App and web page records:
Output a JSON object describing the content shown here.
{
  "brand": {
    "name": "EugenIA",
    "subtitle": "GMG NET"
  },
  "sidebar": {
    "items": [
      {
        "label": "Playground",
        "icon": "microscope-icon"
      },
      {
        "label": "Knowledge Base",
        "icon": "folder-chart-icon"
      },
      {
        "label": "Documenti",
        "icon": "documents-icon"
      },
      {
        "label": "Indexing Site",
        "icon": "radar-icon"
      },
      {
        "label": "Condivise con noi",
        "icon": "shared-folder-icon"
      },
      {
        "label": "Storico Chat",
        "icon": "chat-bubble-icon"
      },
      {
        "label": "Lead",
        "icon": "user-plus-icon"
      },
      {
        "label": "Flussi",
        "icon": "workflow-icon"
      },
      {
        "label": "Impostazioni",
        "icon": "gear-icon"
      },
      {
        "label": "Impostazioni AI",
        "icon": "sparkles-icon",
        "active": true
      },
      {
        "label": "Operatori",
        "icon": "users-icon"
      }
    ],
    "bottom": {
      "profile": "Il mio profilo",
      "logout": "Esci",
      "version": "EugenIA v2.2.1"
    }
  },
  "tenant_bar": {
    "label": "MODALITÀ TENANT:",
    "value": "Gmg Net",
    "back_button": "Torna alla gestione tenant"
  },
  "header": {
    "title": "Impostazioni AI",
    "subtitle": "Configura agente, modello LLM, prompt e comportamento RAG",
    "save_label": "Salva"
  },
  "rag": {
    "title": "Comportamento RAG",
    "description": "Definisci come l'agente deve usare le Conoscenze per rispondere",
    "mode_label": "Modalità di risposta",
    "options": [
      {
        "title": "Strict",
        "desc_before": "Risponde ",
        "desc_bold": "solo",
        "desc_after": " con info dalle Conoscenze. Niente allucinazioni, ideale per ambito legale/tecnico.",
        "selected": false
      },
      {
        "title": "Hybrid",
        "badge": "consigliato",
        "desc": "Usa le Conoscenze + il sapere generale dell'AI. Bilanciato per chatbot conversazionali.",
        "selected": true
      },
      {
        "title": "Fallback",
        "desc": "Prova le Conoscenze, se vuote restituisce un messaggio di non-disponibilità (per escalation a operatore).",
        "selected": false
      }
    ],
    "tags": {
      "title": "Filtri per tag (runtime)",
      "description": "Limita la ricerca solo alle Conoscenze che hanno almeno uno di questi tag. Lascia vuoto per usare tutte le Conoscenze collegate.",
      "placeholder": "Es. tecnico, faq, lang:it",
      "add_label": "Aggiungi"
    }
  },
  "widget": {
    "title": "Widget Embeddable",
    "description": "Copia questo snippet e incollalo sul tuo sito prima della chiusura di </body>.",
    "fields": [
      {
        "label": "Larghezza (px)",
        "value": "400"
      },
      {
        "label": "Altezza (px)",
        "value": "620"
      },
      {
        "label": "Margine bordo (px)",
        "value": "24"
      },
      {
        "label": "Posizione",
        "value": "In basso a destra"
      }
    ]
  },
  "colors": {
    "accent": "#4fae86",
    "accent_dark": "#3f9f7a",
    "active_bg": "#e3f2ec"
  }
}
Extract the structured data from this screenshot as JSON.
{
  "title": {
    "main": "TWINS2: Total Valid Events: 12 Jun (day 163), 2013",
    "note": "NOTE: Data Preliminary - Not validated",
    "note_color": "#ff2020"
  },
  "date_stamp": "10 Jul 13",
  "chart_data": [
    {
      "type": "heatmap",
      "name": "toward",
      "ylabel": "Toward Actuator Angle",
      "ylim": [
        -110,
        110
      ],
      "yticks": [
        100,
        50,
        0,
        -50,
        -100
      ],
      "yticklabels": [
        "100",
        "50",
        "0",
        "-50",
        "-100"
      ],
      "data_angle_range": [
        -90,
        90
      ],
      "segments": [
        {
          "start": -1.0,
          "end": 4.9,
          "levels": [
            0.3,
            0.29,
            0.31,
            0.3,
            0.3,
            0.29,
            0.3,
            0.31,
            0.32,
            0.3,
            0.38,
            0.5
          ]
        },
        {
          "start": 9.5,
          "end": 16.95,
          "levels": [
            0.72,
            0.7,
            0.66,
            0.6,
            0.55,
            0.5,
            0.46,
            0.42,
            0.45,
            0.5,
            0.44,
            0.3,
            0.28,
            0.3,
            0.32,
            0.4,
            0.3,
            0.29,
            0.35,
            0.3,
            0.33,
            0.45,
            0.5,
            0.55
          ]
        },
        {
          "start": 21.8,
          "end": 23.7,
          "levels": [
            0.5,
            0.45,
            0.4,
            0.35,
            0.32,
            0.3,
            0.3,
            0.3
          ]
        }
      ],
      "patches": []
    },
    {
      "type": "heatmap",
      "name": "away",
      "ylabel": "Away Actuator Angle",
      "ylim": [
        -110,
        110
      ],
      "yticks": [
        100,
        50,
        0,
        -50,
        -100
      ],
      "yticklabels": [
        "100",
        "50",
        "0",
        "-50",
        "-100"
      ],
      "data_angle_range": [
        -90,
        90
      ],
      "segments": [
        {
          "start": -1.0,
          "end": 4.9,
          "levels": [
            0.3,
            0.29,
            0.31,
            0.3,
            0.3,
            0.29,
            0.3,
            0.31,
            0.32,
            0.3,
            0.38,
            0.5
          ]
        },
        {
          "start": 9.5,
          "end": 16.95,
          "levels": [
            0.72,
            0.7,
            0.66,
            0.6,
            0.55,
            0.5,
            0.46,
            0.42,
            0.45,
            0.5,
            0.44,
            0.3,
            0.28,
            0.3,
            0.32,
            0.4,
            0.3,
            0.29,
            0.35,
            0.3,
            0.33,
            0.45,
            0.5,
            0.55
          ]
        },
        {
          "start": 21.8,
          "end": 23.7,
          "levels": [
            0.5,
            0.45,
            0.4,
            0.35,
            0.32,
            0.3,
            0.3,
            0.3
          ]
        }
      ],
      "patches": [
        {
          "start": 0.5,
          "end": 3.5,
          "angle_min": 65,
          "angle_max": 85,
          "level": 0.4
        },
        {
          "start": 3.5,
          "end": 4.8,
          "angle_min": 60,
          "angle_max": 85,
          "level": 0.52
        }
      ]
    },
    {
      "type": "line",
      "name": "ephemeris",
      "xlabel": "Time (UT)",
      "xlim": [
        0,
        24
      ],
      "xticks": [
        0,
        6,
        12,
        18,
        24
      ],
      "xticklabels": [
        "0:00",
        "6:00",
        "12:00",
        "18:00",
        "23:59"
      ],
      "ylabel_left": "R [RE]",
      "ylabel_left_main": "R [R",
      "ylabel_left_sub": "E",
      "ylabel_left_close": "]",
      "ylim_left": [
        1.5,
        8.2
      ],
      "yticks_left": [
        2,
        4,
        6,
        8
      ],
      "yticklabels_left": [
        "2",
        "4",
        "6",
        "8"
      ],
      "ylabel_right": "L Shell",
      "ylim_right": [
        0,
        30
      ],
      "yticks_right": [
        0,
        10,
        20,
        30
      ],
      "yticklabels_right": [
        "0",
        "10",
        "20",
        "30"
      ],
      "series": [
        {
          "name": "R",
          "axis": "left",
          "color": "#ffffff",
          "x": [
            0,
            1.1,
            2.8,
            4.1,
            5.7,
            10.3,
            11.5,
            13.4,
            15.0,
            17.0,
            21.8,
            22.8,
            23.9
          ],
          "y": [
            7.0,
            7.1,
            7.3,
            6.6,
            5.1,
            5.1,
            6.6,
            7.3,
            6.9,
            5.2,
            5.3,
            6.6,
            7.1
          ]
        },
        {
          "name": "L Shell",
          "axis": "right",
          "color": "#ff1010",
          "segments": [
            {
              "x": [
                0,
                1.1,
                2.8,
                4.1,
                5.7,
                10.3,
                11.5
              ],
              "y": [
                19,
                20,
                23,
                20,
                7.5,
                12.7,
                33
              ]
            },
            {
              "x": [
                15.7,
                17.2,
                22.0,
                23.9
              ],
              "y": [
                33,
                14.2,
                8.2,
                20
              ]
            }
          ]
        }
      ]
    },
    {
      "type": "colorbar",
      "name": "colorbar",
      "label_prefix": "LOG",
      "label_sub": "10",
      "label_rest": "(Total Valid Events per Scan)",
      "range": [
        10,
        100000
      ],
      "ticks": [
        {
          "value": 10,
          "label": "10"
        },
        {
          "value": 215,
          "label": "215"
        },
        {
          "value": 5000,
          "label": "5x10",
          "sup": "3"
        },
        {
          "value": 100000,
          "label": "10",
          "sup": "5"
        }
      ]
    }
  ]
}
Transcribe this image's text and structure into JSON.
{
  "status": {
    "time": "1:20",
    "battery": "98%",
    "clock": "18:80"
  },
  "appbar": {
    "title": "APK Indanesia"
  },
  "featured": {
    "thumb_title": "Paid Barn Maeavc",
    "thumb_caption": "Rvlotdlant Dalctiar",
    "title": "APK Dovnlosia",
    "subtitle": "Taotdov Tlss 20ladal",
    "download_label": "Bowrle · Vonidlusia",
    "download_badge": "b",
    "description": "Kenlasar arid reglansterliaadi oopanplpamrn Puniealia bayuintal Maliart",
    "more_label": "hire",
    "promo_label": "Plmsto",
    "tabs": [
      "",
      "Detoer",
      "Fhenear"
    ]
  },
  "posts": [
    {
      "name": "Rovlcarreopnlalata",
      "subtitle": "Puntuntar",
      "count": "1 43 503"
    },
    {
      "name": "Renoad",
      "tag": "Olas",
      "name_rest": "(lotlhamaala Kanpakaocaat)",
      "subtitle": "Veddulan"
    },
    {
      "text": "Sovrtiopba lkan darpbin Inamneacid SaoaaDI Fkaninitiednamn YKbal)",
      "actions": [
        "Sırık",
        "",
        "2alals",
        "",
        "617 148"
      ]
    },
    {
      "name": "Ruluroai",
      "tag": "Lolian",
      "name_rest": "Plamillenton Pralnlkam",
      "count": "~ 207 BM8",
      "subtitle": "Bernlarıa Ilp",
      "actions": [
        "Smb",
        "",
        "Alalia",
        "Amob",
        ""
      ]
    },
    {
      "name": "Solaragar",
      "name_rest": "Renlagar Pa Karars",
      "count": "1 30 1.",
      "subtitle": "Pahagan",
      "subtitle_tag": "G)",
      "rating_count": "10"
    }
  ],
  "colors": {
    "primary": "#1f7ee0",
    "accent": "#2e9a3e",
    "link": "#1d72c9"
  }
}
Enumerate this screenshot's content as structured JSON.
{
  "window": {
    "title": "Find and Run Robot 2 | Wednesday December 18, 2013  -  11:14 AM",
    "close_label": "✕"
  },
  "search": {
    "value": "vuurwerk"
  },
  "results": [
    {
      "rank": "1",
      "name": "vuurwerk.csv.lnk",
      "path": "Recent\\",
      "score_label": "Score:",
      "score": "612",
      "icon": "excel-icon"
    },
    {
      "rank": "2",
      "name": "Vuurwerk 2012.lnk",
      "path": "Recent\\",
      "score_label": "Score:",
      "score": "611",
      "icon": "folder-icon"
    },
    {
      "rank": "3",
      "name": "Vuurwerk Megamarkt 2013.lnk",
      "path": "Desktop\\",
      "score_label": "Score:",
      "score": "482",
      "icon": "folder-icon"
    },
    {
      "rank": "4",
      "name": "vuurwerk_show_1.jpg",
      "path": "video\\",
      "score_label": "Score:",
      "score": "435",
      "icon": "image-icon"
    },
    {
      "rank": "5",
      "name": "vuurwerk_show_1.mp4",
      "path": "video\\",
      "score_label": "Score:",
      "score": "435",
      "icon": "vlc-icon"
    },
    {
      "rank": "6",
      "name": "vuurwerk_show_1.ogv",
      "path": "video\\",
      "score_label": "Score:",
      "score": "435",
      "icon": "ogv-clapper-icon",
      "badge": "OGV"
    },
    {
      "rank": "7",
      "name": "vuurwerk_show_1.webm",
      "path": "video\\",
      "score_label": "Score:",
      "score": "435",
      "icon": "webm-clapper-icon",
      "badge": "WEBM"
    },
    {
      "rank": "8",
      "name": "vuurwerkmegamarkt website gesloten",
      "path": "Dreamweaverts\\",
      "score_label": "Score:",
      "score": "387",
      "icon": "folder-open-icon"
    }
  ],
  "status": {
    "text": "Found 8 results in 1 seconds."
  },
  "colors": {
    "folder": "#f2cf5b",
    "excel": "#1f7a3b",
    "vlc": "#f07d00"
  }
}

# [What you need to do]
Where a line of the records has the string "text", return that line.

# [Exercise response]
Transcribe this image's text and structure into JSON.
      "text": "Sovrtiopba lkan darpbin Inamneacid SaoaaDI Fkaninitiednamn YKbal)",
    "text": "Found 8 results in 1 seconds."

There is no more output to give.